Gone -- as has become de facto British policy now -- was any reference to the "war on terror" (indeed, Brown is now meticulous in his noun usage, eschewing the vaguely existential "terror" for "terrorism"). Instead, terrorism in Brown-speak comprises a "crime against humanity". This is a useful expression; it maintains all the spacious implication of the "war on terror" while clearly placing terrorism in the context of law and order.
Many European countries -- particularly Spain -- have been unequivocal in their rejection of the Bush administration's martial approach to counterterrorism. Terrorists must be treated as criminals, embedded as they are in shady and intricate networks that resemble those of organised crime. Terrorism is best prosecuted (and prevented) not with bombs and special forces, but judges, close detective work and a commitment to the rule of law and the international system that forms its roof. ...

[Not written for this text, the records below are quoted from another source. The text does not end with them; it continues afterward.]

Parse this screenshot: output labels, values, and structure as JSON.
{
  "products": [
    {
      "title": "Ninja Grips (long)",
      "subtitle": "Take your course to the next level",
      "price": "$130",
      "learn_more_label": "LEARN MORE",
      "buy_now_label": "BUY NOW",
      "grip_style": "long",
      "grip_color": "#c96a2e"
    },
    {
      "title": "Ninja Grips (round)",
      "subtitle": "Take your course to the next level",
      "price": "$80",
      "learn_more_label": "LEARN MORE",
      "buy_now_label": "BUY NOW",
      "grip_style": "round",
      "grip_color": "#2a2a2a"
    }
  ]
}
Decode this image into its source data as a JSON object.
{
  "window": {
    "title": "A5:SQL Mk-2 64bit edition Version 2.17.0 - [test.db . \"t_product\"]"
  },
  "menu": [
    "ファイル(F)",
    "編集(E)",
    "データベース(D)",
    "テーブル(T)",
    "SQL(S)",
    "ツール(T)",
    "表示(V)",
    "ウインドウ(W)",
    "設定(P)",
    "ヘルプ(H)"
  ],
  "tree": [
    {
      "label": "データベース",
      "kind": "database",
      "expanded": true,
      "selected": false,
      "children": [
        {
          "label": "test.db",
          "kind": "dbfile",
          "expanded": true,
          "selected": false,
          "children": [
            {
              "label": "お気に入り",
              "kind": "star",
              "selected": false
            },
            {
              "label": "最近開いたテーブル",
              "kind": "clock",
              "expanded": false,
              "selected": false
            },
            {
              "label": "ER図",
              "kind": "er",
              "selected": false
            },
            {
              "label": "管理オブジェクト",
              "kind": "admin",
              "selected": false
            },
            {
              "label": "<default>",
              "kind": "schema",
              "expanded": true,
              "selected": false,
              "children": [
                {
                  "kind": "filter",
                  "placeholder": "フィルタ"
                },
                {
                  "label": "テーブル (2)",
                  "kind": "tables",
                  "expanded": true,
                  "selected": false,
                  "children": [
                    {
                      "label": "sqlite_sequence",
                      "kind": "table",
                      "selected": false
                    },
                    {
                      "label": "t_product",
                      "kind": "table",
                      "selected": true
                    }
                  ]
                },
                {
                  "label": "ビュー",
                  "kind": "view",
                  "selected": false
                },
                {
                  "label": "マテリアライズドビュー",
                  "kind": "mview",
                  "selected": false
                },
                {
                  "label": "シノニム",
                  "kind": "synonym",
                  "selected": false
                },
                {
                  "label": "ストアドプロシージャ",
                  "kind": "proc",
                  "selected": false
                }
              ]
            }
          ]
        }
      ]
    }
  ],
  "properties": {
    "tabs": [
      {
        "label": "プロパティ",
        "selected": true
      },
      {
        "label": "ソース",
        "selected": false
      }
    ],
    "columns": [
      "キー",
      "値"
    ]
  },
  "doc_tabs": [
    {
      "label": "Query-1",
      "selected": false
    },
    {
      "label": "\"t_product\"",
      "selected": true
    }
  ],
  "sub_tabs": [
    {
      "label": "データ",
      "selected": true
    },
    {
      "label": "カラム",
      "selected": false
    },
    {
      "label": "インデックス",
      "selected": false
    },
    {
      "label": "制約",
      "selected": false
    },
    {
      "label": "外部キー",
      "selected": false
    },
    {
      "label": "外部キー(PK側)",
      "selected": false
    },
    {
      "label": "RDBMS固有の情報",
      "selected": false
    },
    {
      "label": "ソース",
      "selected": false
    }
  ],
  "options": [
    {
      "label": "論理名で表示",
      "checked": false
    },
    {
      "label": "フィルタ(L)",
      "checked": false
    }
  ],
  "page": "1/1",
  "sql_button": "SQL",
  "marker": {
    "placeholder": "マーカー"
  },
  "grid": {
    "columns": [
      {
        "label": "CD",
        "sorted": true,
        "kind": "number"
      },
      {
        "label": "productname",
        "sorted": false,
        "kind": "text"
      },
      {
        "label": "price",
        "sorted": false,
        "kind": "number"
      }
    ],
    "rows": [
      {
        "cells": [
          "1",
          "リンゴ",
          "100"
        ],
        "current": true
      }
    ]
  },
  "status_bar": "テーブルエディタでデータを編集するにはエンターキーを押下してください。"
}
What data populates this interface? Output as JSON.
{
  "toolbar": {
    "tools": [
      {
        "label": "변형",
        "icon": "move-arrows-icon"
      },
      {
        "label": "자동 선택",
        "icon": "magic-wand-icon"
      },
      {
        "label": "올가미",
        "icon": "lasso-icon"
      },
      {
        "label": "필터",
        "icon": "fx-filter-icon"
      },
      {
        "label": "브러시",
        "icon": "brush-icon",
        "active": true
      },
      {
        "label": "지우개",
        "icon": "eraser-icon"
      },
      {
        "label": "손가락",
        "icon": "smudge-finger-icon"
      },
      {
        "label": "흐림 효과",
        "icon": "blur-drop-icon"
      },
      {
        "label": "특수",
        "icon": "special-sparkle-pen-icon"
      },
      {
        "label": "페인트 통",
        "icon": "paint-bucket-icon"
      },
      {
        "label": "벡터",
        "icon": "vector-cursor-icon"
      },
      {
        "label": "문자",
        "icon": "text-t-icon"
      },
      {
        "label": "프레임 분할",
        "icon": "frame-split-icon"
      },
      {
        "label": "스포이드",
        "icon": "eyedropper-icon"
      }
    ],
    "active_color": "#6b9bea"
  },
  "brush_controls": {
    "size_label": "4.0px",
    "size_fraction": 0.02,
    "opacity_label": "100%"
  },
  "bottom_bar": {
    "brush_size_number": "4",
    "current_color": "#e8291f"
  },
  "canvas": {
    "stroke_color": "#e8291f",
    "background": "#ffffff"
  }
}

The British PM is distancing himself from the folly of the neo-con enterprise, but not so far from the underlying Cold War construction of the "special relationship". It may well be, therefore, that he is deliberately helping to lay out the sheets for getting snug into bed with an old-fashioned Democratic incumbent in the White House. Then what will they do about Iran?
This San Francisco purveyor of graffiti has it right. When times are bleak -- when country and planet sink under the barely restrained sway of greed, raw power, and fear -- it's time to restate what matters.
I write here to preserve and kindle hope for a national and global turn toward multi-racial, economically egalitarian, gender non-constricting, woman affirming, and peace choosing democracy that preserves the habitability of earth for all. There's a big order -- but what else is there to do but struggle for this? Not much.
Topics range from the minuscule to the transcendent to the global, from dire to delightful. I am not an optimist, but I refuse to allow myself to wallow within the easy bias that everything is going to always be awful. Good also happens; love lives too.
I've been yammering here about activism, politics, history, racism and other occasional horrors and pleasures since 2005. I intend to continue as long as the opportunity exists. In this time, that means activism and chronicling resistance. Perhaps it always has, one way and another.
I'm a progressive political activist who runs trails and climbs mountains whenever any are available. I've had the privilege to work for justice in Central America (Nicaragua and El Salvador), in South Africa, in the fields of California with the United Farmworkers Union, and in the cities and schools of my own country. I'm a Christian of the Episcopalian flavor; we think and argue a lot. For work, I've done a bit of it all: run an old fashioned switch-board; remodeled buildings and poured concrete; edited and published periodicals, reports and books; and organized for electoral campaigns. Will work for justice.